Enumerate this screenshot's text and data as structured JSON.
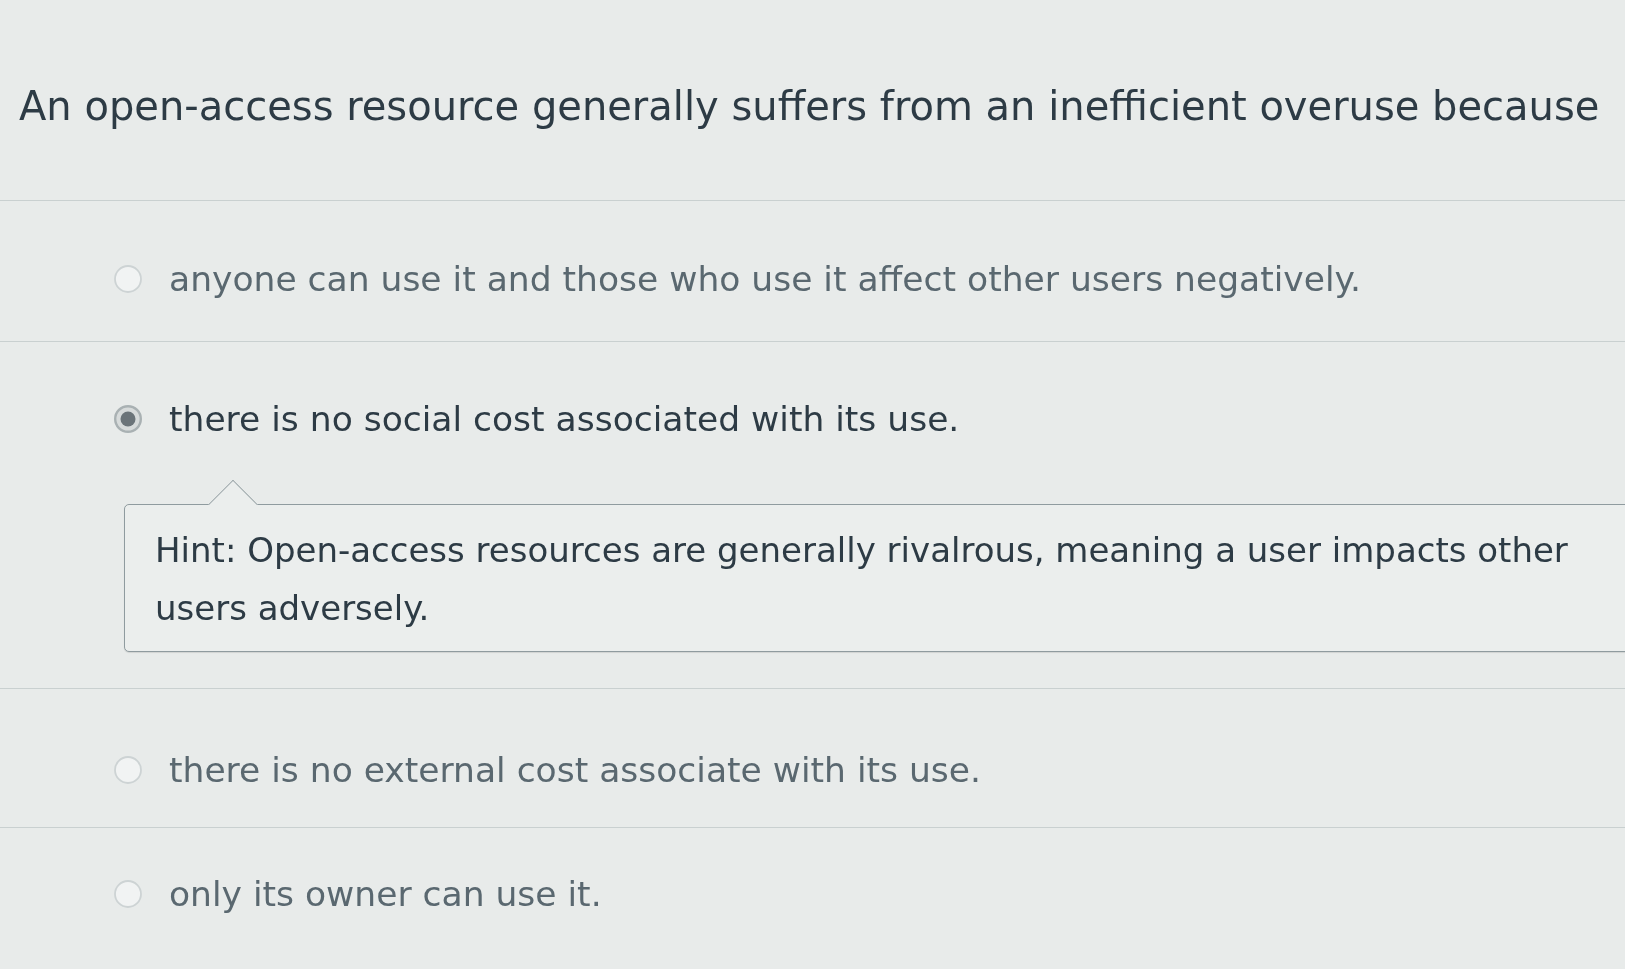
{
  "question": {
    "text": "An open-access resource generally suffers from an inefficient overuse because"
  },
  "options": [
    {
      "label": "anyone can use it and those who use it affect other users negatively.",
      "selected": false
    },
    {
      "label": "there is no social cost associated with its use.",
      "selected": true,
      "hint": "Hint: Open-access resources are generally rivalrous, meaning a user impacts other users adversely."
    },
    {
      "label": "there is no external cost associate with its use.",
      "selected": false
    },
    {
      "label": "only its owner can use it.",
      "selected": false
    }
  ]
}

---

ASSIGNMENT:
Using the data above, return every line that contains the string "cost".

ANSWER AREA:
      "label": "there is no social cost associated with its use.",
      "label": "there is no external cost associate with its use.",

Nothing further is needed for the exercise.